■ WHAT THE TASK REQUIRES:
Copy every line from the data below in which the string "count" can be found.
*** WORKING DATA Section Begins ***
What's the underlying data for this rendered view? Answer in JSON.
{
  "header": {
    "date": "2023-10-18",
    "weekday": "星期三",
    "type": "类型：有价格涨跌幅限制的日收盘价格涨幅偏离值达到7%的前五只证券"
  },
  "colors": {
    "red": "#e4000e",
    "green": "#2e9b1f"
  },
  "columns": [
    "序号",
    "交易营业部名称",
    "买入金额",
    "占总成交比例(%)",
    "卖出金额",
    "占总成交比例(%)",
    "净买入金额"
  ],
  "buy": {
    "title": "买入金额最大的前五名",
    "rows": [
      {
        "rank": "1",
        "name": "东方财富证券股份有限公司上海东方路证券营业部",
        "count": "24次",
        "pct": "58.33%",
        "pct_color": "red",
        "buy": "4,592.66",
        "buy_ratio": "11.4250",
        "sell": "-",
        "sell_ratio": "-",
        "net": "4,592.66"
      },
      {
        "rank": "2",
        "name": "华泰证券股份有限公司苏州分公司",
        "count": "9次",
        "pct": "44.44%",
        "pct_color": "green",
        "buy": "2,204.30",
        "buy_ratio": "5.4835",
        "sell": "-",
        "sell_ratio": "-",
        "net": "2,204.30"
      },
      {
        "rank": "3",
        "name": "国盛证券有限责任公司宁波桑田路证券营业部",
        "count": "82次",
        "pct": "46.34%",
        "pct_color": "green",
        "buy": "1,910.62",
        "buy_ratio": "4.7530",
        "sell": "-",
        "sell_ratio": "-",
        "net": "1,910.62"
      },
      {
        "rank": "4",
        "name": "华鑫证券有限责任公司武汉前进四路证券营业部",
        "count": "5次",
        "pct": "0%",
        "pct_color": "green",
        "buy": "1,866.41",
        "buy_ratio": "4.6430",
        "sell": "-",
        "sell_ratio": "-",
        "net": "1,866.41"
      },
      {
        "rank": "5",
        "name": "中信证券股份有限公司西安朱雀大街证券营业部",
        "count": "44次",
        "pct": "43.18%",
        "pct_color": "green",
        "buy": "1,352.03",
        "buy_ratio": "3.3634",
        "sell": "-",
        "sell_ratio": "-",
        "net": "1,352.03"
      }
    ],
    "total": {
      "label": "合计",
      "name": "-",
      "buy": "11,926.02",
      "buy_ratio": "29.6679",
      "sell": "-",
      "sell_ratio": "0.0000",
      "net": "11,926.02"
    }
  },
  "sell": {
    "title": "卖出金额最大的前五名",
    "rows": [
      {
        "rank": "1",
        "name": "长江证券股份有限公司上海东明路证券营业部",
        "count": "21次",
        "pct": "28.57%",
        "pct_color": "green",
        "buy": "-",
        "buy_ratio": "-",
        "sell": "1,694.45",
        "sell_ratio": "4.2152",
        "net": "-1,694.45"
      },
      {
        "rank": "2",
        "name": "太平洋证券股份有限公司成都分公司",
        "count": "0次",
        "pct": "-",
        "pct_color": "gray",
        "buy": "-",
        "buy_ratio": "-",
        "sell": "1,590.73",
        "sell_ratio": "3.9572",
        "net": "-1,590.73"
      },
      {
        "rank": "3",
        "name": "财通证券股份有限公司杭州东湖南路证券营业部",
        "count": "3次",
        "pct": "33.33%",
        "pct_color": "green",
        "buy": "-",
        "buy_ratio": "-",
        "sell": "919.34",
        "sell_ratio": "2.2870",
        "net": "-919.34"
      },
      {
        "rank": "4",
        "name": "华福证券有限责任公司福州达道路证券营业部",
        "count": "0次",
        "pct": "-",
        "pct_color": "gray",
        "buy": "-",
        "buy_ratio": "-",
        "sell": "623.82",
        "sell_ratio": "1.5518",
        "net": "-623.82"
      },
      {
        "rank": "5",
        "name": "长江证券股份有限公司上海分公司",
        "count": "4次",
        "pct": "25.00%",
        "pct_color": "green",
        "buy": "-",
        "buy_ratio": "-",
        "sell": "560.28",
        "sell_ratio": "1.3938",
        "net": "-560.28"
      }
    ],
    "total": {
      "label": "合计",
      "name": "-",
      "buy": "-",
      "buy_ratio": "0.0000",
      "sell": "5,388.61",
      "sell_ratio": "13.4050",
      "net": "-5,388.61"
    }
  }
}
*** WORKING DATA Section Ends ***
■ COMPLETED TASK:
        "count": "24次",
        "count": "9次",
        "count": "82次",
        "count": "5次",
        "count": "44次",
        "count": "21次",
        "count": "0次",
        "count": "3次",
        "count": "0次",
        "count": "4次",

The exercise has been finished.